When most people hear the phrase “teen pregnancy,” they think only of the teenage mothers. But, there are also teenage fathers. Under the law in Virginia, a teenage boy can be determined by the court to be the father of a child, and can be ordered to pay child support for that baby. In proceedings to establish paternity, establish a child support obligation or enforce a child support obligation, teenage boys cannot escape the court’s ruling because of their age.
Pursuant to Virginia Code Section 20-49.6, a teenage boy between 14 and 18 years of age can be determined by the court to be the father of a child and ordered by the court to pay child support for that child as if he were an adult, if (1) the teenage boy is represented by a guardian ad litem, and (2) the teenage boy has … Read More »
A child support order has been established obligating one parent, called the obligor, to pay child support for the benefit of the child.
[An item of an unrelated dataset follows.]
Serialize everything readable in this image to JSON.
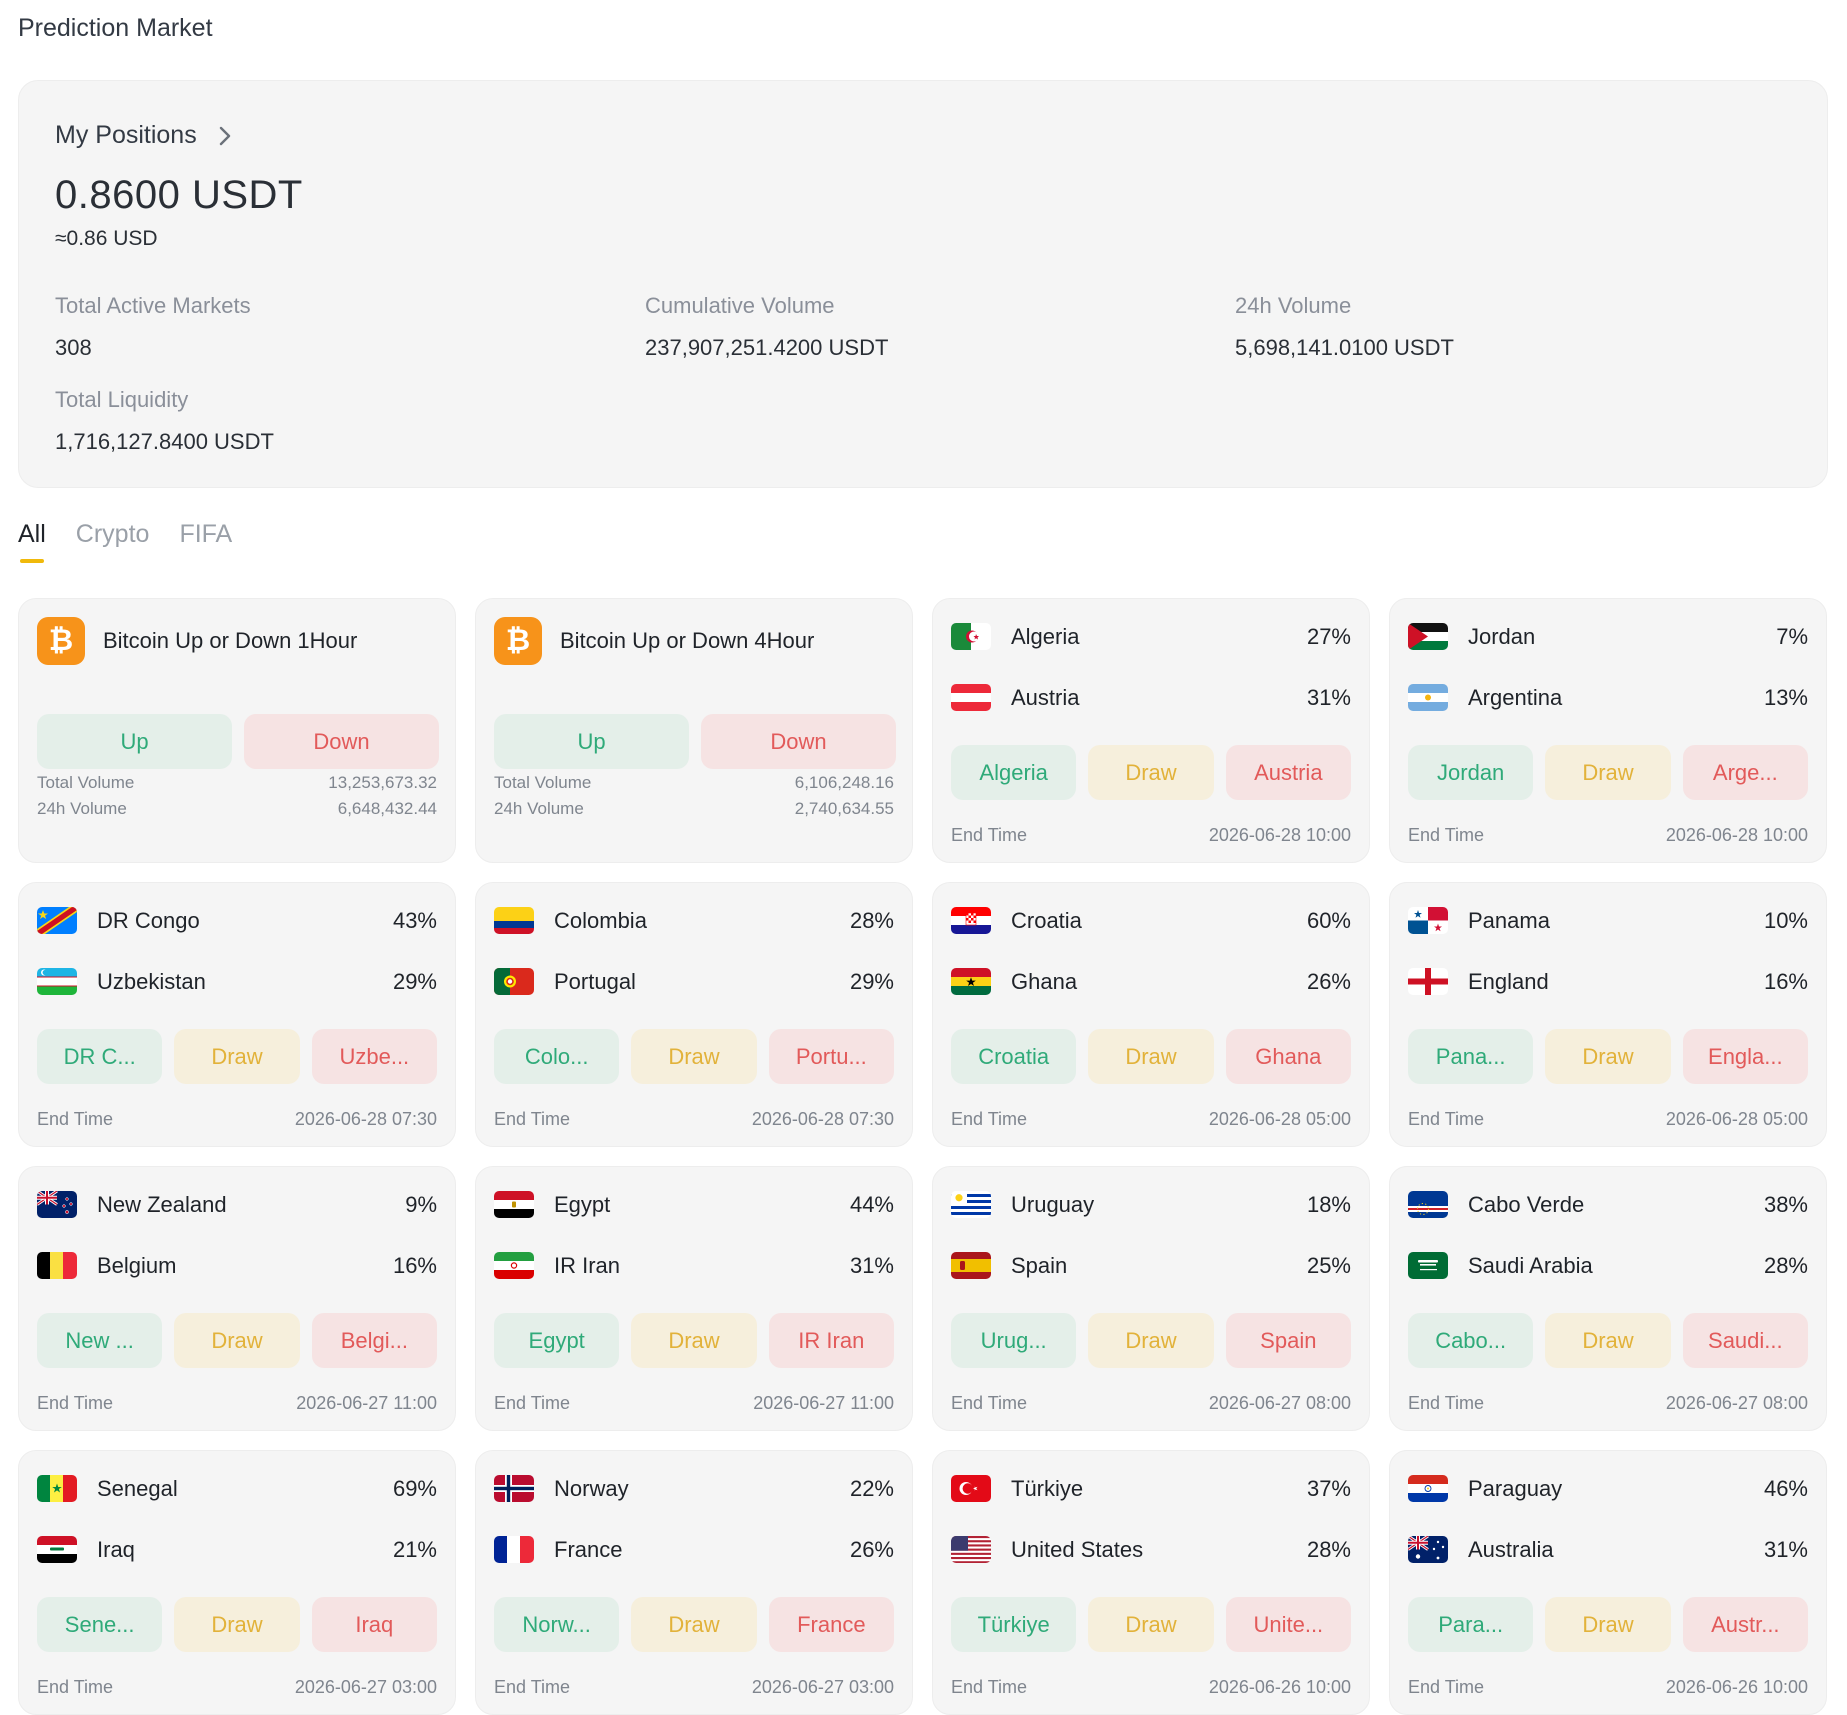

Time has passed and the obligor has not paid the child support, has not paid it consistently or has only paid a portion of the ordered amount. What next?
Unpaid child support, called an “arrearage” or “back child support,” becomes a judgement by operation of law, and cannot be set aside, changed or discharged in bankruptcy. If the obligor is not paying the ordered amount of child support, a Motion to Show Cause can be filed that requires the obligor to appear in court for a hearing to explain to the judge why he or she should not be held in contempt of court for failing to pay as ordered. Contempt of court for failure to pay can … Read More »
The Virginia Division of Child Support Enforcement (DCSE) is currently offering a special incentive program for non-custodial parents who owe a child support debt to the Commonwealth of Virginia, which is usually due to the custodial parent on their case having received Temporary Assistance for Needy Families (TANF) or Medicaid benefits.
Under the DCSE incentive program, any non-custodial parent who visits a DCSE district office in August–September 2015 and makes a lump sum payment will receive a 5% reduction in state debt, even if there is no current support owing.
According to DCSE, each parent who owes a qualifying debt received an automated call in August or September. However, if you have not received such a call, or if you simply wish to get more information and/or see if you qualify for this incentive program, DCSE encourages you to contact your caseworker.
This DCSE incentive program comes on the … Read More »
Establishment of Paternity of a Child Born to a Married Mother
A child born to a married woman in Virginia is presumed to be the child of her husband, so long as they were married for the ten months preceding the birth of the child. The husband is the “presumptive father” of the child, with the same responsibility for child support as a “legal father” (one who has been proven to be the father of a child).
However, the presumption of paternity in Virginia is rebuttable. In other words, the husband has the opportunity to prove that he is not the father despite the fact that he was married to the mother at the time of birth.
There are many ways to rebut the presumption of paternity. Perhaps the easiest and most certain way is to perform genetic paternity testing. In this age … Read More »
Each year, the Virginia legislature considers numerous proposed updates to Virginia family law. These updates range from universally significant changes such as last year’s revised child support guidelines (updated for the first time in nearly thirty years), to the loosened notice requirements for finalizing uncontested divorces, to addressing the perhaps mundane question of whether or not courts should consolidate juvenile cases under single case numbers.
That trend has continued into 2015, with the legislature passing—and Governor McAuliffe signing into law— updated provisions concerning the amount of health insurance cost to be included in calculating child support in Virginia.
Virginia’s child support guidelines provide courts a method for determining child support based on each parent’s income, the support by either parent of “other children” (such as by prior marriages), day care expenses and health care costs. Under the new law, effective July 1, 2015, for purposes of child support the health … Read More »